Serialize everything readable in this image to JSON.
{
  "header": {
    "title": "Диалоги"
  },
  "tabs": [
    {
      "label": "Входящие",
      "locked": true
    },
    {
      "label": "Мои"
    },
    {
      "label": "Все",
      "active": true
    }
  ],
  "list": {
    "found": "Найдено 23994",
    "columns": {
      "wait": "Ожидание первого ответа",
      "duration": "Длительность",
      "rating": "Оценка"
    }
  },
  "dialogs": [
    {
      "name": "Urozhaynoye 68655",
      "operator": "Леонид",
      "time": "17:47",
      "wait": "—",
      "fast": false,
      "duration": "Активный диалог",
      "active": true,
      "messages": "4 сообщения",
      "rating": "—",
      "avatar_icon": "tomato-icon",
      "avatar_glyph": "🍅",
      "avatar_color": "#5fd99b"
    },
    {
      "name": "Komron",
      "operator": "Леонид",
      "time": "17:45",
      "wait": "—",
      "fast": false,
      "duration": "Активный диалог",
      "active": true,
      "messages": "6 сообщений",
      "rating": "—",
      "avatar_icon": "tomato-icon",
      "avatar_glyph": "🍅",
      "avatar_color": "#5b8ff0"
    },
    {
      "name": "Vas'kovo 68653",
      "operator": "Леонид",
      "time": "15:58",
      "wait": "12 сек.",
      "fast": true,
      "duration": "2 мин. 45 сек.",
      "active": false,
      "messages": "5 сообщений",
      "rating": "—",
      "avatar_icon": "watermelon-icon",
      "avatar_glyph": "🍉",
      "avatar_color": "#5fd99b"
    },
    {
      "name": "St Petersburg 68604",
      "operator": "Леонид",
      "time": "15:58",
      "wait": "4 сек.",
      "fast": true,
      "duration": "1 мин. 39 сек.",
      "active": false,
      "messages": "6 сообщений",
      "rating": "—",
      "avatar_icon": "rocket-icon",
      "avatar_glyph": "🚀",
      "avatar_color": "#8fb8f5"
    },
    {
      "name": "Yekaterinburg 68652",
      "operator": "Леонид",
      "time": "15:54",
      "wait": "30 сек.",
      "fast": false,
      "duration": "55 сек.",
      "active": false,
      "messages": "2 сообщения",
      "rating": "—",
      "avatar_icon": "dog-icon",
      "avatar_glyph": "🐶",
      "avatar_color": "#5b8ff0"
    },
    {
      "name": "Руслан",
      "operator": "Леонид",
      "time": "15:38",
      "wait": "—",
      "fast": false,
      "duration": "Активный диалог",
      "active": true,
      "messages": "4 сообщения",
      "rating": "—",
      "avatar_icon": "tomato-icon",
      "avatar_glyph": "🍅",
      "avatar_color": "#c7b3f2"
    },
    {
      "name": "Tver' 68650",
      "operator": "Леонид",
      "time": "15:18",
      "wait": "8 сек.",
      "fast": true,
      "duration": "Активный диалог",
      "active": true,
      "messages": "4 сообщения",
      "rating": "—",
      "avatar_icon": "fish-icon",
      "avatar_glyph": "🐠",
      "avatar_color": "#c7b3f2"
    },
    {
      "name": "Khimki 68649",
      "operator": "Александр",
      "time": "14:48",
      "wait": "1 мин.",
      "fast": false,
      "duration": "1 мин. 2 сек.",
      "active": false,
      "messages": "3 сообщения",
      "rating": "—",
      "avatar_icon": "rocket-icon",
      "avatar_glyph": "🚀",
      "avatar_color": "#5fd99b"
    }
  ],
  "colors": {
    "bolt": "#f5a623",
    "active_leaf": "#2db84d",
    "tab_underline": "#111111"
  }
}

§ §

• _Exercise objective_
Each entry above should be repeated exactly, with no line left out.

• _Completed task_
Serialize everything readable in this image to JSON.
{
  "header": {
    "title": "Диалоги"
  },
  "tabs": [
    {
      "label": "Входящие",
      "locked": true
    },
    {
      "label": "Мои"
    },
    {
      "label": "Все",
      "active": true
    }
  ],
  "list": {
    "found": "Найдено 23994",
    "columns": {
      "wait": "Ожидание первого ответа",
      "duration": "Длительность",
      "rating": "Оценка"
    }
  },
  "dialogs": [
    {
      "name": "Urozhaynoye 68655",
      "operator": "Леонид",
      "time": "17:47",
      "wait": "—",
      "fast": false,
      "duration": "Активный диалог",
      "active": true,
      "messages": "4 сообщения",
      "rating": "—",
      "avatar_icon": "tomato-icon",
      "avatar_glyph": "🍅",
      "avatar_color": "#5fd99b"
    },
    {
      "name": "Komron",
      "operator": "Леонид",
      "time": "17:45",
      "wait": "—",
      "fast": false,
      "duration": "Активный диалог",
      "active": true,
      "messages": "6 сообщений",
      "rating": "—",
      "avatar_icon": "tomato-icon",
      "avatar_glyph": "🍅",
      "avatar_color": "#5b8ff0"
    },
    {
      "name": "Vas'kovo 68653",
      "operator": "Леонид",
      "time": "15:58",
      "wait": "12 сек.",
      "fast": true,
      "duration": "2 мин. 45 сек.",
      "active": false,
      "messages": "5 сообщений",
      "rating": "—",
      "avatar_icon": "watermelon-icon",
      "avatar_glyph": "🍉",
      "avatar_color": "#5fd99b"
    },
    {
      "name": "St Petersburg 68604",
      "operator": "Леонид",
      "time": "15:58",
      "wait": "4 сек.",
      "fast": true,
      "duration": "1 мин. 39 сек.",
      "active": false,
      "messages": "6 сообщений",
      "rating": "—",
      "avatar_icon": "rocket-icon",
      "avatar_glyph": "🚀",
      "avatar_color": "#8fb8f5"
    },
    {
      "name": "Yekaterinburg 68652",
      "operator": "Леонид",
      "time": "15:54",
      "wait": "30 сек.",
      "fast": false,
      "duration": "55 сек.",
      "active": false,
      "messages": "2 сообщения",
      "rating": "—",
      "avatar_icon": "dog-icon",
      "avatar_glyph": "🐶",
      "avatar_color": "#5b8ff0"
    },
    {
      "name": "Руслан",
      "operator": "Леонид",
      "time": "15:38",
      "wait": "—",
      "fast": false,
      "duration": "Активный диалог",
      "active": true,
      "messages": "4 сообщения",
      "rating": "—",
      "avatar_icon": "tomato-icon",
      "avatar_glyph": "🍅",
      "avatar_color": "#c7b3f2"
    },
    {
      "name": "Tver' 68650",
      "operator": "Леонид",
      "time": "15:18",
      "wait": "8 сек.",
      "fast": true,
      "duration": "Активный диалог",
      "active": true,
      "messages": "4 сообщения",
      "rating": "—",
      "avatar_icon": "fish-icon",
      "avatar_glyph": "🐠",
      "avatar_color": "#c7b3f2"
    },
    {
      "name": "Khimki 68649",
      "operator": "Александр",
      "time": "14:48",
      "wait": "1 мин.",
      "fast": false,
      "duration": "1 мин. 2 сек.",
      "active": false,
      "messages": "3 сообщения",
      "rating": "—",
      "avatar_icon": "rocket-icon",
      "avatar_glyph": "🚀",
      "avatar_color": "#5fd99b"
    }
  ],
  "colors": {
    "bolt": "#f5a623",
    "active_leaf": "#2db84d",
    "tab_underline": "#111111"
  }
}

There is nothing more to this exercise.